Contempt For The Creator

Read: Proverbs 17:5

He who mocks the poor shows contempt for their maker; whoever gloats over disaster will not go unpunished.

Contempt for the Creator—really?

Yep!  That’s what the Creator says in the Operator’s Manual he’s provided for us—the Bible. It says that when we look at those who are trapped in a cycle of economic despair or who have suddenly fallen into financial ruin without compassion or act as if they deserve what they are getting due to their own poor financial management, we come dangerously close to spitting in the face of God.

In fact, there are an astounding number of places in the Bible warning us that those kinds of attitudes have no place in the community of Christ.  Rather, we have been called to lift up the downtrodden, we are to bear one another’s burdens, and we are to strengthen the weak and love the unlovely.  Not only that, but Jesus himself said that the defining mark of his followers would be that they have a full-throttled love, one, for God, two, for one another, and three, for a hurting world.  And guess what?  Two out of three don’t cut it here!

It’s not that we have ignored the hurting, the fallen, or the poor entirely. We do a pretty good job of giving to disaster relief, sending our unused clothing to thrift stores and donating canned goods to shelters.  That’s not the problem; it’s the attitude with which we do it.  You see, we engage the hurting but we don’t empathize with them very well.  We open our wallets, just not our hearts.
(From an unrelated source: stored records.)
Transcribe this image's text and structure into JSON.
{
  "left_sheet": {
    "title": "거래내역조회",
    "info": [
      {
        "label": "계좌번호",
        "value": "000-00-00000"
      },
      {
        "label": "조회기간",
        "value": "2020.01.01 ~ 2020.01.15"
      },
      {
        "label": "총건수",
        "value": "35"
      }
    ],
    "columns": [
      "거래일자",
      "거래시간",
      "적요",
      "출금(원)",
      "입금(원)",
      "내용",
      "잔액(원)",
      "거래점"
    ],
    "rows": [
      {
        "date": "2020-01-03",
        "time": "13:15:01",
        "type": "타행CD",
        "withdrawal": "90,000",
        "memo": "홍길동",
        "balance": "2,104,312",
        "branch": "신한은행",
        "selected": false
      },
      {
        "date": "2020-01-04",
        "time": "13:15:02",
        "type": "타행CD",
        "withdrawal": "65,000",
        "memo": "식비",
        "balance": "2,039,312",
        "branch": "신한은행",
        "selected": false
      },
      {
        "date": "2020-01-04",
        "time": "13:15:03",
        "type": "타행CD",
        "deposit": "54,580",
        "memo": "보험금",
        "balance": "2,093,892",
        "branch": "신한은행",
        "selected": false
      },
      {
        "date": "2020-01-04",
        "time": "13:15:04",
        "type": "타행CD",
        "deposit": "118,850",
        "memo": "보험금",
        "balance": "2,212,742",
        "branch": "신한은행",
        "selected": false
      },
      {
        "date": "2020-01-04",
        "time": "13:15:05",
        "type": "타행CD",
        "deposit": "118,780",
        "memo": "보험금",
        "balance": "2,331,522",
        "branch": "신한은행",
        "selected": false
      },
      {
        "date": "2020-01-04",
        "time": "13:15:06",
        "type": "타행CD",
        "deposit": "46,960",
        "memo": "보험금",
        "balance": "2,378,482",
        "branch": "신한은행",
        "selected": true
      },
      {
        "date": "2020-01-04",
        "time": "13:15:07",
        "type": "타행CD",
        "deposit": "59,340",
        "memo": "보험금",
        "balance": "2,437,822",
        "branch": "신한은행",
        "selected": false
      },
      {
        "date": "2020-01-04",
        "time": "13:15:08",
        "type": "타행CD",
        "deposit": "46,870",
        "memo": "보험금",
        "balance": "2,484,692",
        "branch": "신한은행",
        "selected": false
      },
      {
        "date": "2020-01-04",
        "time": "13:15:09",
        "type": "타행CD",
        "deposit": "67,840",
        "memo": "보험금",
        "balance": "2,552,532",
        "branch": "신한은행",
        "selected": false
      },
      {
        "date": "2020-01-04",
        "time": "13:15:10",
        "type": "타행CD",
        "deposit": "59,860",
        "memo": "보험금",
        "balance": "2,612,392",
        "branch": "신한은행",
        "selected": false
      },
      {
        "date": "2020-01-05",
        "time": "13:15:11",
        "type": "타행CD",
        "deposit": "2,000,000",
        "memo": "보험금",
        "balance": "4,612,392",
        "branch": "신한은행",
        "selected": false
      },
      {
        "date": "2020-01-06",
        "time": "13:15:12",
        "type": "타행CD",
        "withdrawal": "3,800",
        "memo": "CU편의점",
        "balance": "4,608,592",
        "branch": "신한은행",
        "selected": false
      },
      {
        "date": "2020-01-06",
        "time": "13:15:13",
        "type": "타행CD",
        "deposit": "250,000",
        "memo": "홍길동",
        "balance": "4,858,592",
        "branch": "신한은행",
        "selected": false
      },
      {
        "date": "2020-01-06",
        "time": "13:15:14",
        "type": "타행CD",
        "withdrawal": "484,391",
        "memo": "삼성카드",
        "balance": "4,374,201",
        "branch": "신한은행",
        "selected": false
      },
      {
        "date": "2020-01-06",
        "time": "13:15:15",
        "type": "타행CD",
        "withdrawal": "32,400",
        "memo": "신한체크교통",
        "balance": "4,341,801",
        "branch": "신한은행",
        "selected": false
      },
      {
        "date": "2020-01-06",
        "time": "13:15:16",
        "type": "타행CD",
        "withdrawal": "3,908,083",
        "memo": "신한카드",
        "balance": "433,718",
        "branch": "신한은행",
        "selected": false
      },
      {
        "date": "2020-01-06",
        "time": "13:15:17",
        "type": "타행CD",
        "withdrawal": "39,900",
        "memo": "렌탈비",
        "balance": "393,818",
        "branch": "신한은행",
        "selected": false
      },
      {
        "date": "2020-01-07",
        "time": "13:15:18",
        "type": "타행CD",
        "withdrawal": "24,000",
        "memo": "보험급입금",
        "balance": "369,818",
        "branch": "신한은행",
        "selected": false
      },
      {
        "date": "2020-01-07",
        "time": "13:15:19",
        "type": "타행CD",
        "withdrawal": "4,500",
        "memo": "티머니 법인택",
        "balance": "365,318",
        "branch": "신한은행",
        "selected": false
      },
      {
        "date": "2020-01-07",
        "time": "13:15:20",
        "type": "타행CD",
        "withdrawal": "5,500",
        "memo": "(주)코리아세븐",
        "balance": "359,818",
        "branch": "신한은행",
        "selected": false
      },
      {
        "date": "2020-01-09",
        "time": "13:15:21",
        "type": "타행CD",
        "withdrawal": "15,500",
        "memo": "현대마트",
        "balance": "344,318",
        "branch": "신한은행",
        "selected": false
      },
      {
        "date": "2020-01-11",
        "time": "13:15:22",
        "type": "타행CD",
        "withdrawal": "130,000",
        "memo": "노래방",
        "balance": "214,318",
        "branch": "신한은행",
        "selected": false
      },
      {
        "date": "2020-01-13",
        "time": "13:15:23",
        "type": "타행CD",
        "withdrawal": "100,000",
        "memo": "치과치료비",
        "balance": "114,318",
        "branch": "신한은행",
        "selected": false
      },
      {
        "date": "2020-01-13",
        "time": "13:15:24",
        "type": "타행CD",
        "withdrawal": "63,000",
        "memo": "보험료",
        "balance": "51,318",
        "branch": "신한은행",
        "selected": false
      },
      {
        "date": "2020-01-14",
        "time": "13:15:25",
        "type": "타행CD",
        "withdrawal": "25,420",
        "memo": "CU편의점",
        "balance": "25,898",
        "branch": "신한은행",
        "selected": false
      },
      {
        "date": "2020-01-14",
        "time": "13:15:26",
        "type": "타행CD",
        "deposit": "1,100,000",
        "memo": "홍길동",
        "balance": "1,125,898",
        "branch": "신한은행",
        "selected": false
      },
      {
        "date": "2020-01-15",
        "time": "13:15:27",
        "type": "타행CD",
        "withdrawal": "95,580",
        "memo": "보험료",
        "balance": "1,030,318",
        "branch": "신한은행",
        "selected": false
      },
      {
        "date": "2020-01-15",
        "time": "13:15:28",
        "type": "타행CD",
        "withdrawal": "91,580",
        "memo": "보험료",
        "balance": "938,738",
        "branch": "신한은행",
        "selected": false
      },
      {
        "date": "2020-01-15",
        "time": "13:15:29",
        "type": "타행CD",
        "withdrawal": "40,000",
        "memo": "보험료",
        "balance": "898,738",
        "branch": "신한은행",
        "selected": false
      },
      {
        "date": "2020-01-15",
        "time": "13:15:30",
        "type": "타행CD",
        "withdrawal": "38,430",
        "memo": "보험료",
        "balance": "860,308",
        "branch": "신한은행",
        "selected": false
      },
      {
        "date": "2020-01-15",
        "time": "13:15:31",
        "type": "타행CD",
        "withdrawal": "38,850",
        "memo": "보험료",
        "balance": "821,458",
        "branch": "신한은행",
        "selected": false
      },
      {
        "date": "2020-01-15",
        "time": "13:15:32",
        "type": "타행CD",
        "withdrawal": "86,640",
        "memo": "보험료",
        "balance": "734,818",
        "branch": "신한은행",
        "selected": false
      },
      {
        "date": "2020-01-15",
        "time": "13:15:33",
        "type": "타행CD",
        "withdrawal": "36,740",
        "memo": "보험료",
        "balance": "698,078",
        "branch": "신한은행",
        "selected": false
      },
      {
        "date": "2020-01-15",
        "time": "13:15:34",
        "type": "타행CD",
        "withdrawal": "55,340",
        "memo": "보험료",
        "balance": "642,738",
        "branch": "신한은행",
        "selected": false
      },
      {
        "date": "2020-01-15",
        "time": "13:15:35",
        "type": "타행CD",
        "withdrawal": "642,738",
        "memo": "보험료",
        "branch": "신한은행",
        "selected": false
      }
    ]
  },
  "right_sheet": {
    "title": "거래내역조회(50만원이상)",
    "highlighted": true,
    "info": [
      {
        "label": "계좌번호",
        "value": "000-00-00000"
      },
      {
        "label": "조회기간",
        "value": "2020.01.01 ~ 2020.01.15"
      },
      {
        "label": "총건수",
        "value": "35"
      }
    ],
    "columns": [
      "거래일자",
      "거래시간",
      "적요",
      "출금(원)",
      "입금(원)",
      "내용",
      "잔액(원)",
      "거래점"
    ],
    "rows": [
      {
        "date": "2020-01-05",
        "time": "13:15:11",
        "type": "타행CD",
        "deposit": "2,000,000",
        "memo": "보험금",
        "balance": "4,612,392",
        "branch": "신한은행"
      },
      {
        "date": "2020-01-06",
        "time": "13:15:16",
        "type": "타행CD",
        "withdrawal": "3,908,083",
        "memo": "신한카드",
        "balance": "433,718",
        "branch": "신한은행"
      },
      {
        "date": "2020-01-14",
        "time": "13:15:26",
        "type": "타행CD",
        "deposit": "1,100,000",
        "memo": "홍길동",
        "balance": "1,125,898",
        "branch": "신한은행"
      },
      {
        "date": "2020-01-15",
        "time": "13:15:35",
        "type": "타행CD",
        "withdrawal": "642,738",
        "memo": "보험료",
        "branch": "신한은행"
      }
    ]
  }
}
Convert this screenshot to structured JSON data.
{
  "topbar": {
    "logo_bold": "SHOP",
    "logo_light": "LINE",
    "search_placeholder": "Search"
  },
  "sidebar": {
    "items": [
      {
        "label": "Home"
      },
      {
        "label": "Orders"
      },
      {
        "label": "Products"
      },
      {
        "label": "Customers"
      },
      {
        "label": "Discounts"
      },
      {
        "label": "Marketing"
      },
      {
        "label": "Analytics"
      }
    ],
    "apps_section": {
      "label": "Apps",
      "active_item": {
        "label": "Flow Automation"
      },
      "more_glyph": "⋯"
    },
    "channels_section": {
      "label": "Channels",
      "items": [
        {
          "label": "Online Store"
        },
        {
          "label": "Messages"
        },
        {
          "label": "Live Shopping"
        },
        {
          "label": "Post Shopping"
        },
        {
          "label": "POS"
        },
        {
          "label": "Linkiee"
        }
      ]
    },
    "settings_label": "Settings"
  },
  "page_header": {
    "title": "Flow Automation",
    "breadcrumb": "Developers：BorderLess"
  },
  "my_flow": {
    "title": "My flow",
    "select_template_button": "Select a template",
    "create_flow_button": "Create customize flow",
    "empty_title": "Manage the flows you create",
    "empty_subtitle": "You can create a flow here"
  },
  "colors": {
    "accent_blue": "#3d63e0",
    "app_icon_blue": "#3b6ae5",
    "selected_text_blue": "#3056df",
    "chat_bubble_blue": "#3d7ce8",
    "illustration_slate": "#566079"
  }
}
Yet the Bible tells us that God is on the side of the poor and the downcast.  And in fact, to ignore their needs or to judge them is to show contempt for God himself:

“You insult your Maker when you exploit the powerless; when you’re kind to the poor, you honor God.” ~Proverbs 14:31

“It’s criminal to ignore a neighbor in need, but compassion for the poor—what a blessing!” ~Proverbs 14:21

“Mercy to the needy is a loan to God, and God pays back those loans in full.” ~Proverbs 19:17

Jesus said it this way in Matthew 25:40, “I tell you the truth, whatever you did for one of the least of these brothers of mine, you did for me.”

Gojjo, by Scott Mitchell

So the bottom line is this:  We had better guard our hearts and watch our attitudes very carefully when it comes to the poor and hurting.  We, as individual believers and corporately as churches, need to develop a sensitive heart and a willing response. Compassion is the rightful domain of Christ’s community and we need to seriously up our game when it comes to care and involvement with the less fortunate.

Why is this such a big deal to God?  Five reasons.

One, God is on the side of the poor. (Psalm 140:12)

Two, not to join God on the side of the poor is to invite his judgment.

Three, taking care of what God cares about invites God to take care of what you care about.

Four, care and involvement with the poor will nourish your own spirit and transform your own character

And five, expressing God’s heart for those trapped in misfortune will exert the awesome, life-changing power to lift a person out of their despair—something that may never occur without your helping hand.

Let us touch the dying, the poor, the lonely and the unwanted
according to the graces we have received and let us not
be ashamed or slow to do the humble work.

~Mother Teresa

Your assignment, should you choose to accept it:

In the Incarnation, Christ left his glory to enter into our poverty. We have been called to the same kind of incarnational living.  So here’s the $64,000 question:  What about your attitude, your schedule and your activities need to change to fully, personally and practically exude the Incarnation in your world?

Please note: I reserve the right to delete comments that are offensive or off-topic.

Leave a Reply